Mapping Psychiatric Nursing Skills
Merriam-Webster Dictionary (2012) defines escalation as “An increase in extent, volume, number, amount, intensity, or scope.” (Escalate, para. 1) Escalation is commonly used to describe the behaviors of psychiatric patients as they become increasingly agitated. Delaney and Johnson (2007) describe escalation as “a linear trajectory of behavioral eruption beginning with agitation and proceeding until the patient is out of control” (p. 42). Preventing workplace violence that stems from patient agitation is an important role of psychiatric nurse, as it involves keeping everyone on the unit, including the agitated patient, safe from harm. There are many training programs available to teach psychiatric nurses de-escalation techniques, but it is still unclear as to how to translate those skills into nursing practice. This study was performed to examine how nurses on inpatient psychiatric units use de-escalation strategies, and to obtain staff and patient perceptions regarding the volatile events (Delaney & Johnson, 2006). In order to train nurses on the strategies and skills of de-escalation, how and when these techniques are being used need to be identified in their naturally occurring states. Researchability of Study Problem

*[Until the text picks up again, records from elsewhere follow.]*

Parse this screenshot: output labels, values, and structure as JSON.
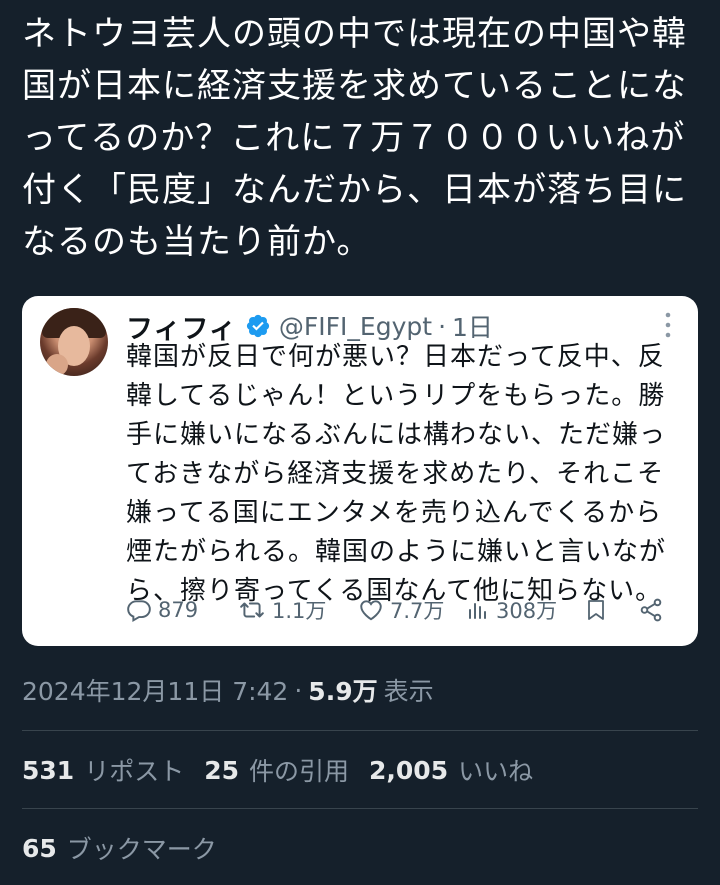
{
  "tweet": {
    "text": "ネトウヨ芸人の頭の中では現在の中国や韓国が日本に経済支援を求めていることになってるのか？これに７万７０００いいねが付く「民度」なんだから、日本が落ち目になるのも当たり前か。"
  },
  "quote": {
    "name": "フィフィ",
    "handle": "@FIFI_Egypt",
    "dot": "·",
    "time": "1日",
    "text": "韓国が反日で何が悪い？日本だって反中、反韓してるじゃん！というリプをもらった。勝手に嫌いになるぶんには構わない、ただ嫌っておきながら経済支援を求めたり、それこそ嫌ってる国にエンタメを売り込んでくるから煙たがられる。韓国のように嫌いと言いながら、擦り寄ってくる国なんて他に知らない。",
    "replies": "879",
    "retweets": "1.1万",
    "likes": "7.7万",
    "views": "308万",
    "verified_color": "#1d9bf0"
  },
  "meta": {
    "datetime": "2024年12月11日 7:42",
    "dot": "·",
    "views_count": "5.9万",
    "views_label": "表示"
  },
  "stats": {
    "reposts_count": "531",
    "reposts_label": "リポスト",
    "quotes_count": "25",
    "quotes_label": "件の引用",
    "likes_count": "2,005",
    "likes_label": "いいね",
    "bookmarks_count": "65",
    "bookmarks_label": "ブックマーク"
  },
  "icons": {
    "verified": "verified-badge-icon",
    "more": "more-options-icon",
    "reply": "reply-icon",
    "retweet": "retweet-icon",
    "like": "heart-icon",
    "views": "views-chart-icon",
    "bookmark": "bookmark-icon",
    "share": "share-icon"
  }
}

The authors of the study state that the purpose of this study is to develop a theory of the de-escalation process by observing how nurses handle sensitive situations with agitated patients, as well as to describe the strategies and interventions nurses used to handle these situations (Delaney & Johnson, 2006). There are very few studies researching the effectiveness of de-escalation training and current interventions used by mental health staff. The authors developed their study based on qualitative methods to describe the context of the volatile situations, and to identify interventions used by nurses to de-escalate the situations. The objective, to describe the de-escalation skills of psychiatric nurses, is consistent with the title of the article (Delaney & Johnson, 2006). Literature Review
The literature review by the authors is logical and relevant. The literature cited supports that violence continues to be a substantial issue for patients and nursing staff, and de-escalation techniques are the preferred strategy of restraint reduction as well as violence prevention (as cited by Delaney and Johnson, 2006, p. 199). However, literature shows that there is little research backing the efficacy of de-escalation techniques in preventing violence or reducing the use of restraints (as cited by Delaney and Johnson, 2006, p.199). Duxbury & Whittington (2005) argue that translating the education of de-escalation methods from classroom to actual practice on the psychiatric unit is also questionable, and has not been sufficiently researched (as cited by Delaney and Johnson, 2006, p. 199). The authors provide a brief and thorough review by integrating the review of literature and discussing articles related to the necessity of further information and increased knowledge regarding de-escalation. Agreement of Purpose, Design, and Methods
The research design used for this qualitative study was grounded theory. The advantages of using grounded theory include its ability to provide a detailed study of a micro issue (de-escalation skills) within a particular setting (psychiatric units). Grounded theory also provides the ability to build a theory while performing the research, as there is no theory when beginning the research, but it is discovered during the research process (Laws & McLeod, 2004). Therefore, grounded theory was a good basis for this study, as one of the aims of the study was to develop a theory of de-escalation. However, the authors make no mention of any weaknesses of the study, which can be found in the interpretation of the interviews. The interviews are guided and interpreted by...